_Required work_
The entries below should be repeated exactly, with no pictures carried over.

_Dataset items_
====================
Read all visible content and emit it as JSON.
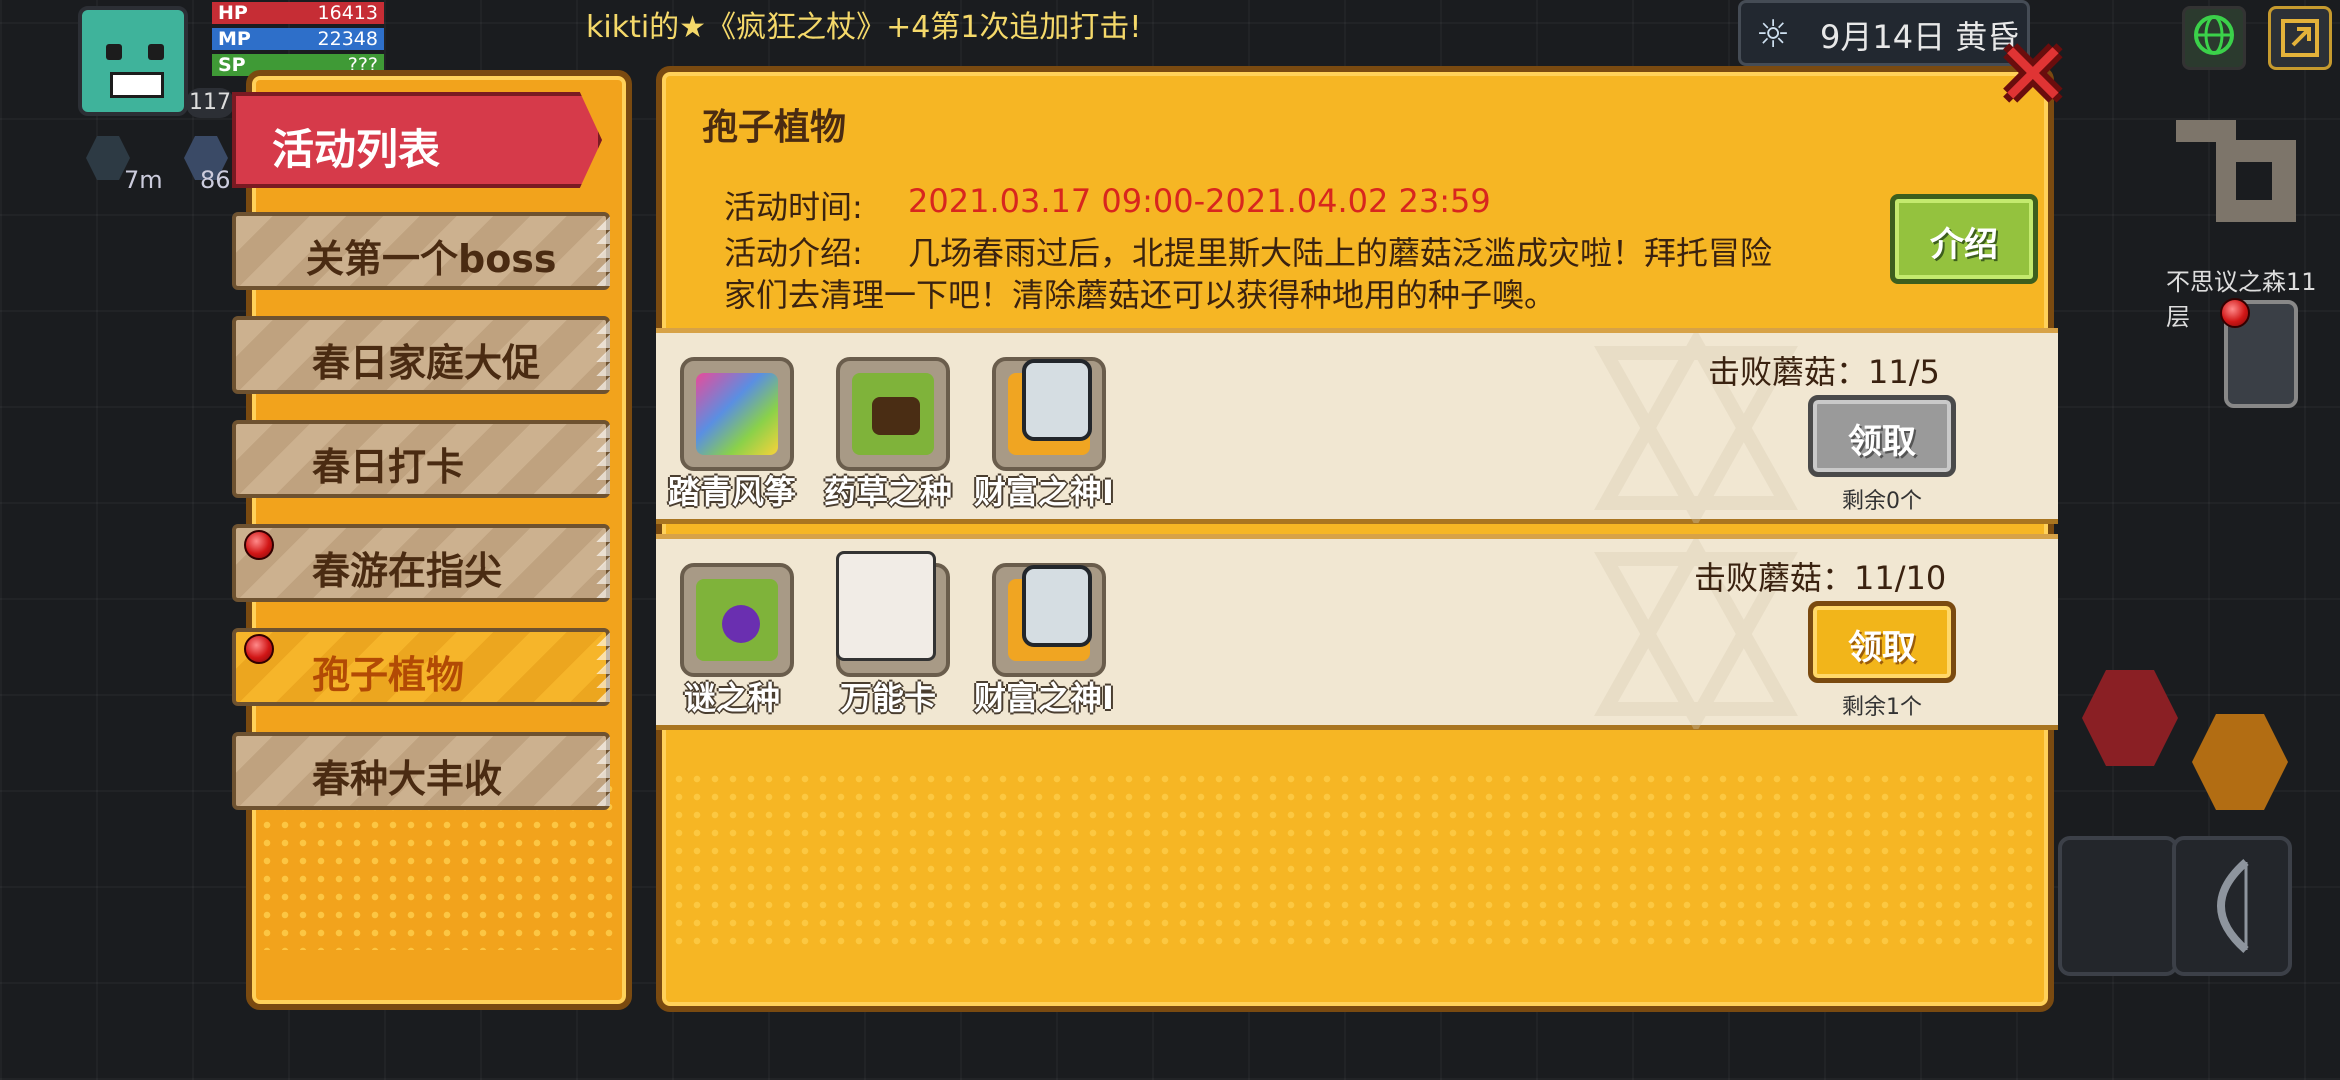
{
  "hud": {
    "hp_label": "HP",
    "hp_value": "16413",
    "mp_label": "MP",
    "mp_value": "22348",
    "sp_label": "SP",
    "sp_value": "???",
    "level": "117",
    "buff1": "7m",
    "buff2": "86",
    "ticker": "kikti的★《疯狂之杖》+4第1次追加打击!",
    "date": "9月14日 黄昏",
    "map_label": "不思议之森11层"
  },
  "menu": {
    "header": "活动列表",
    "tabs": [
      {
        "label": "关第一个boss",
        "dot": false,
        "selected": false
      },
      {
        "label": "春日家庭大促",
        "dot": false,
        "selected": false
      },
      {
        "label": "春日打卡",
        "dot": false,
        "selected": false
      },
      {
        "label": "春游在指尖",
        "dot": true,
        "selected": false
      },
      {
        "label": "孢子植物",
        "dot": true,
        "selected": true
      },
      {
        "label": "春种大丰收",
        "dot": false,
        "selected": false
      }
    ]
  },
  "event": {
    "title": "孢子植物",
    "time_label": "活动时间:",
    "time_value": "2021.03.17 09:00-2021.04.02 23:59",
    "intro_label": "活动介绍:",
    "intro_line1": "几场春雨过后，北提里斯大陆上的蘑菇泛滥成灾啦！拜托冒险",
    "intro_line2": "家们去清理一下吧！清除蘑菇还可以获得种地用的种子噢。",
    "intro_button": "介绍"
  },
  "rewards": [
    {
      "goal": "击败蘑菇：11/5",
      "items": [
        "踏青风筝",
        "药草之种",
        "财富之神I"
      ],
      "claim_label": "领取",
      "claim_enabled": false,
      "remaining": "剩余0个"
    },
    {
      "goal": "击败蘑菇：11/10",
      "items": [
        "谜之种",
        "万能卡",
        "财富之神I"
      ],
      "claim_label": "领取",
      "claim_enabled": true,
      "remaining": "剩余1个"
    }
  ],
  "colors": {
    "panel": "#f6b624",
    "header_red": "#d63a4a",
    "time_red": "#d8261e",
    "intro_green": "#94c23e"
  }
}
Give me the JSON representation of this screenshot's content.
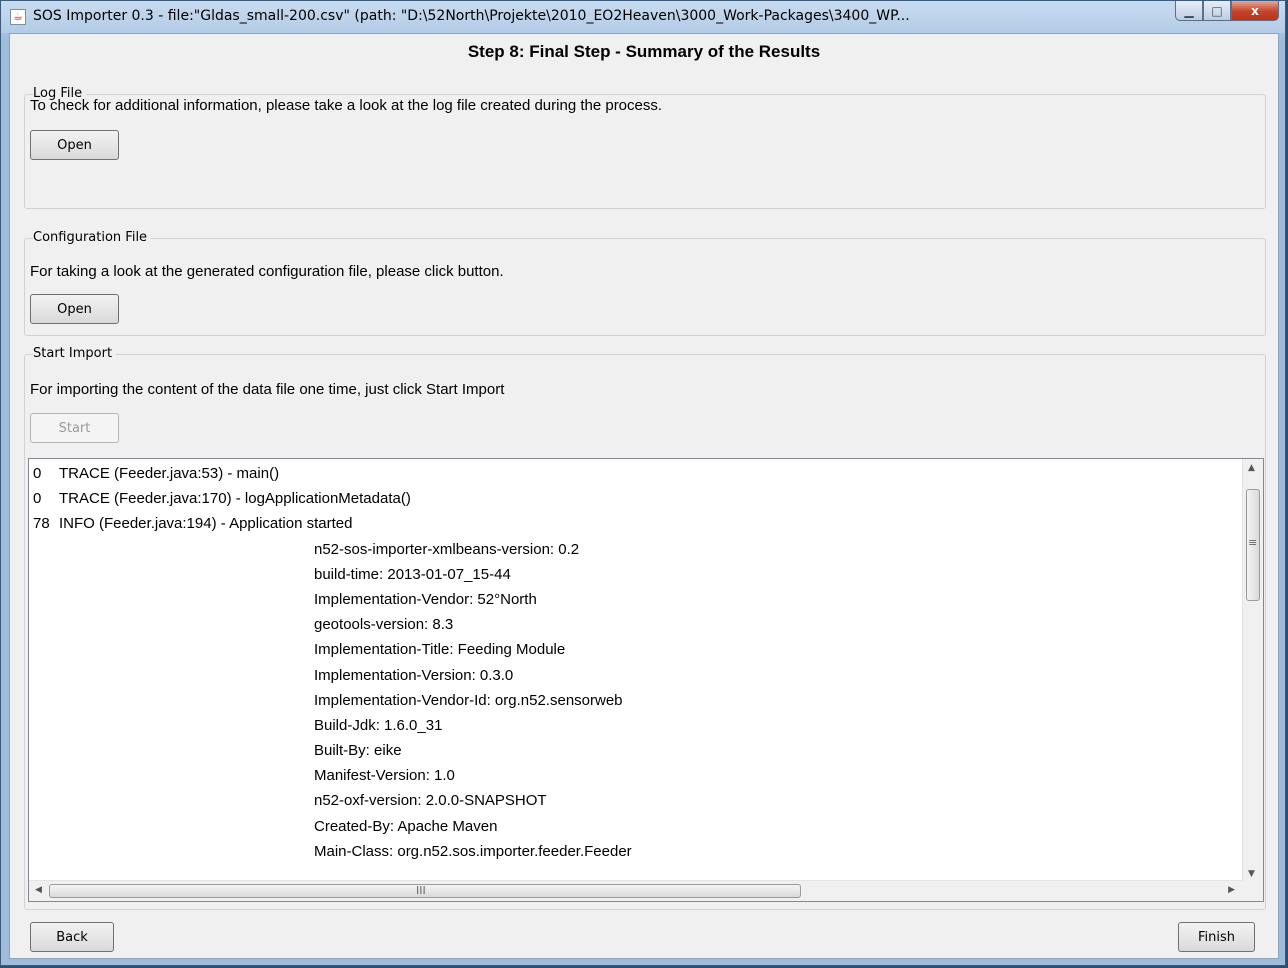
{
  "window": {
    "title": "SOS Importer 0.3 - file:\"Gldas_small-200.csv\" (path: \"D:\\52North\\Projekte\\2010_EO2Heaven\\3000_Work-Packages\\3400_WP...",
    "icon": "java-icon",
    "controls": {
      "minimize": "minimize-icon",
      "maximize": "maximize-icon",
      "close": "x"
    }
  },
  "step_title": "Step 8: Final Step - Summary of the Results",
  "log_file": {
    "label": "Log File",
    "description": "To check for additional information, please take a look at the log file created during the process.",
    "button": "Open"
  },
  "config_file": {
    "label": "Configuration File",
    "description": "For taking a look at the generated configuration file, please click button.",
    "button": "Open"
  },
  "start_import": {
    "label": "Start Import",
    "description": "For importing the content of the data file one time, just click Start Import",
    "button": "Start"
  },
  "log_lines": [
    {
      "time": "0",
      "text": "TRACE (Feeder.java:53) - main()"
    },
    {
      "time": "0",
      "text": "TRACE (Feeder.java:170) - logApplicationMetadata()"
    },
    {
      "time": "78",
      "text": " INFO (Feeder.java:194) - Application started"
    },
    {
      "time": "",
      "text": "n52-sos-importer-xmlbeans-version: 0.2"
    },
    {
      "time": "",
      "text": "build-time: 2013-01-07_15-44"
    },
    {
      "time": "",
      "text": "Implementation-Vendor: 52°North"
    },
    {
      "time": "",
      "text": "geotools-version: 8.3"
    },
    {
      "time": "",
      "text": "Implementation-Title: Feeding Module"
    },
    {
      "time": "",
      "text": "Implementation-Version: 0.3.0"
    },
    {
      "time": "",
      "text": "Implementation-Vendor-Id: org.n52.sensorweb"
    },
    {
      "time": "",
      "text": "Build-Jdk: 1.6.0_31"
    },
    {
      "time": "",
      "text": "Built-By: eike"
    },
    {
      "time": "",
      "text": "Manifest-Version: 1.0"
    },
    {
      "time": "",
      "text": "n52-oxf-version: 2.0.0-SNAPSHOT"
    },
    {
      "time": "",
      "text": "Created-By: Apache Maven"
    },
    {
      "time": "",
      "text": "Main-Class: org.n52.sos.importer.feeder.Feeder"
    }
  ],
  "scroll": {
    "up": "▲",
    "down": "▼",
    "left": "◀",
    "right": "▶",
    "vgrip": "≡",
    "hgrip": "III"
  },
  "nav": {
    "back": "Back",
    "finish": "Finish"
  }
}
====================
_Answer to the problem_
Read all visible content and emit it as JSON.
{
  "hud": {
    "hp_label": "HP",
    "hp_value": "16413",
    "mp_label": "MP",
    "mp_value": "22348",
    "sp_label": "SP",
    "sp_value": "???",
    "level": "117",
    "buff1": "7m",
    "buff2": "86",
    "ticker": "kikti的★《疯狂之杖》+4第1次追加打击!",
    "date": "9月14日 黄昏",
    "map_label": "不思议之森11层"
  },
  "menu": {
    "header": "活动列表",
    "tabs": [
      {
        "label": "关第一个boss",
        "dot": false,
        "selected": false
      },
      {
        "label": "春日家庭大促",
        "dot": false,
        "selected": false
      },
      {
        "label": "春日打卡",
        "dot": false,
        "selected": false
      },
      {
        "label": "春游在指尖",
        "dot": true,
        "selected": false
      },
      {
        "label": "孢子植物",
        "dot": true,
        "selected": true
      },
      {
        "label": "春种大丰收",
        "dot": false,
        "selected": false
      }
    ]
  },
  "event": {
    "title": "孢子植物",
    "time_label": "活动时间:",
    "time_value": "2021.03.17 09:00-2021.04.02 23:59",
    "intro_label": "活动介绍:",
    "intro_line1": "几场春雨过后，北提里斯大陆上的蘑菇泛滥成灾啦！拜托冒险",
    "intro_line2": "家们去清理一下吧！清除蘑菇还可以获得种地用的种子噢。",
    "intro_button": "介绍"
  },
  "rewards": [
    {
      "goal": "击败蘑菇：11/5",
      "items": [
        "踏青风筝",
        "药草之种",
        "财富之神I"
      ],
      "claim_label": "领取",
      "claim_enabled": false,
      "remaining": "剩余0个"
    },
    {
      "goal": "击败蘑菇：11/10",
      "items": [
        "谜之种",
        "万能卡",
        "财富之神I"
      ],
      "claim_label": "领取",
      "claim_enabled": true,
      "remaining": "剩余1个"
    }
  ],
  "colors": {
    "panel": "#f6b624",
    "header_red": "#d63a4a",
    "time_red": "#d8261e",
    "intro_green": "#94c23e"
  }
}
Give me the JSON representation of this screenshot's content.
{
  "window": {
    "title": "SOS Importer 0.3 - file:\"Gldas_small-200.csv\" (path: \"D:\\52North\\Projekte\\2010_EO2Heaven\\3000_Work-Packages\\3400_WP...",
    "icon": "java-icon",
    "controls": {
      "minimize": "minimize-icon",
      "maximize": "maximize-icon",
      "close": "x"
    }
  },
  "step_title": "Step 8: Final Step - Summary of the Results",
  "log_file": {
    "label": "Log File",
    "description": "To check for additional information, please take a look at the log file created during the process.",
    "button": "Open"
  },
  "config_file": {
    "label": "Configuration File",
    "description": "For taking a look at the generated configuration file, please click button.",
    "button": "Open"
  },
  "start_import": {
    "label": "Start Import",
    "description": "For importing the content of the data file one time, just click Start Import",
    "button": "Start"
  },
  "log_lines": [
    {
      "time": "0",
      "text": "TRACE (Feeder.java:53) - main()"
    },
    {
      "time": "0",
      "text": "TRACE (Feeder.java:170) - logApplicationMetadata()"
    },
    {
      "time": "78",
      "text": " INFO (Feeder.java:194) - Application started"
    },
    {
      "time": "",
      "text": "n52-sos-importer-xmlbeans-version: 0.2"
    },
    {
      "time": "",
      "text": "build-time: 2013-01-07_15-44"
    },
    {
      "time": "",
      "text": "Implementation-Vendor: 52°North"
    },
    {
      "time": "",
      "text": "geotools-version: 8.3"
    },
    {
      "time": "",
      "text": "Implementation-Title: Feeding Module"
    },
    {
      "time": "",
      "text": "Implementation-Version: 0.3.0"
    },
    {
      "time": "",
      "text": "Implementation-Vendor-Id: org.n52.sensorweb"
    },
    {
      "time": "",
      "text": "Build-Jdk: 1.6.0_31"
    },
    {
      "time": "",
      "text": "Built-By: eike"
    },
    {
      "time": "",
      "text": "Manifest-Version: 1.0"
    },
    {
      "time": "",
      "text": "n52-oxf-version: 2.0.0-SNAPSHOT"
    },
    {
      "time": "",
      "text": "Created-By: Apache Maven"
    },
    {
      "time": "",
      "text": "Main-Class: org.n52.sos.importer.feeder.Feeder"
    }
  ],
  "scroll": {
    "up": "▲",
    "down": "▼",
    "left": "◀",
    "right": "▶",
    "vgrip": "≡",
    "hgrip": "III"
  },
  "nav": {
    "back": "Back",
    "finish": "Finish"
  }
}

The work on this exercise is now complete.